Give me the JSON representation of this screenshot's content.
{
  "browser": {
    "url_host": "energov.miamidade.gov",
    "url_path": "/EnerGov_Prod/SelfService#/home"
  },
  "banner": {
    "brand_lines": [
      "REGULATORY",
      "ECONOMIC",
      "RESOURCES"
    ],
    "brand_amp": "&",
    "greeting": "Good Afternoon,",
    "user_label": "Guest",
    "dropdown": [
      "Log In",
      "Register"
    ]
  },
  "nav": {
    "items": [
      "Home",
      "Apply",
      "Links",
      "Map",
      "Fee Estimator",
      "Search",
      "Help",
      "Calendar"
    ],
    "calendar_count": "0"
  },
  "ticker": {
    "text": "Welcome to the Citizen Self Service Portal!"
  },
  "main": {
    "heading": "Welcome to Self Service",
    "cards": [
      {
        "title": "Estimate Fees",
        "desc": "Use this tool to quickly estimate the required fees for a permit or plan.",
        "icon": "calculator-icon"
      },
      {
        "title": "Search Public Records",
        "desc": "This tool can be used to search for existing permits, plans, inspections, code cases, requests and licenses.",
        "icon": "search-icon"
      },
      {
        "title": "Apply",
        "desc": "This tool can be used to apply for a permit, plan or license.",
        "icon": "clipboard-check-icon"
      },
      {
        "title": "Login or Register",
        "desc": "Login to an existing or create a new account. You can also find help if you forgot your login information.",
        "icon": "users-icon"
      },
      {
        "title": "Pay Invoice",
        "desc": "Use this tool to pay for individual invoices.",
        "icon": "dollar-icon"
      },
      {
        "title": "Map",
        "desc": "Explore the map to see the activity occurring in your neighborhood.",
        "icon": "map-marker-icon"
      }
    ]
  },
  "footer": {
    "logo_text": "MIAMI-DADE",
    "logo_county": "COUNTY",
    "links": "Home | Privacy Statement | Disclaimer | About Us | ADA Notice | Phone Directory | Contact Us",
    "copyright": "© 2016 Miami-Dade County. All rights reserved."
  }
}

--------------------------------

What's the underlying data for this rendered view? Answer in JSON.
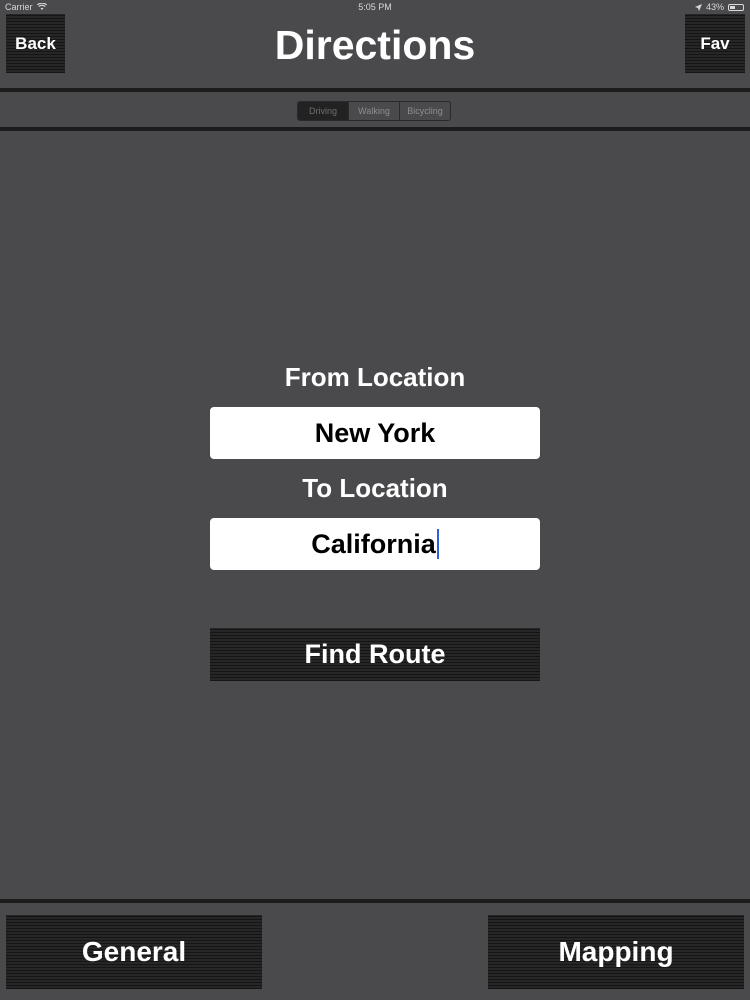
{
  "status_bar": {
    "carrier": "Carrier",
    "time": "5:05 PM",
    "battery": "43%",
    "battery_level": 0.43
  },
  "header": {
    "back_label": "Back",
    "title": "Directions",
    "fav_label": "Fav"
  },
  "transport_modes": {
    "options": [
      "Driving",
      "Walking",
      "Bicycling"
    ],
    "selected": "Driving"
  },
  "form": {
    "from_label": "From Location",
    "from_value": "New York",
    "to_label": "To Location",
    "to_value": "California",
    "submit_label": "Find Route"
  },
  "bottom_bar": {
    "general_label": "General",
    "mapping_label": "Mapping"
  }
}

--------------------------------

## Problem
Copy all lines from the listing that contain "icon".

## Expected output
        "icon": "calculator-icon"
        "icon": "search-icon"
        "icon": "clipboard-check-icon"
        "icon": "users-icon"
        "icon": "dollar-icon"
        "icon": "map-marker-icon"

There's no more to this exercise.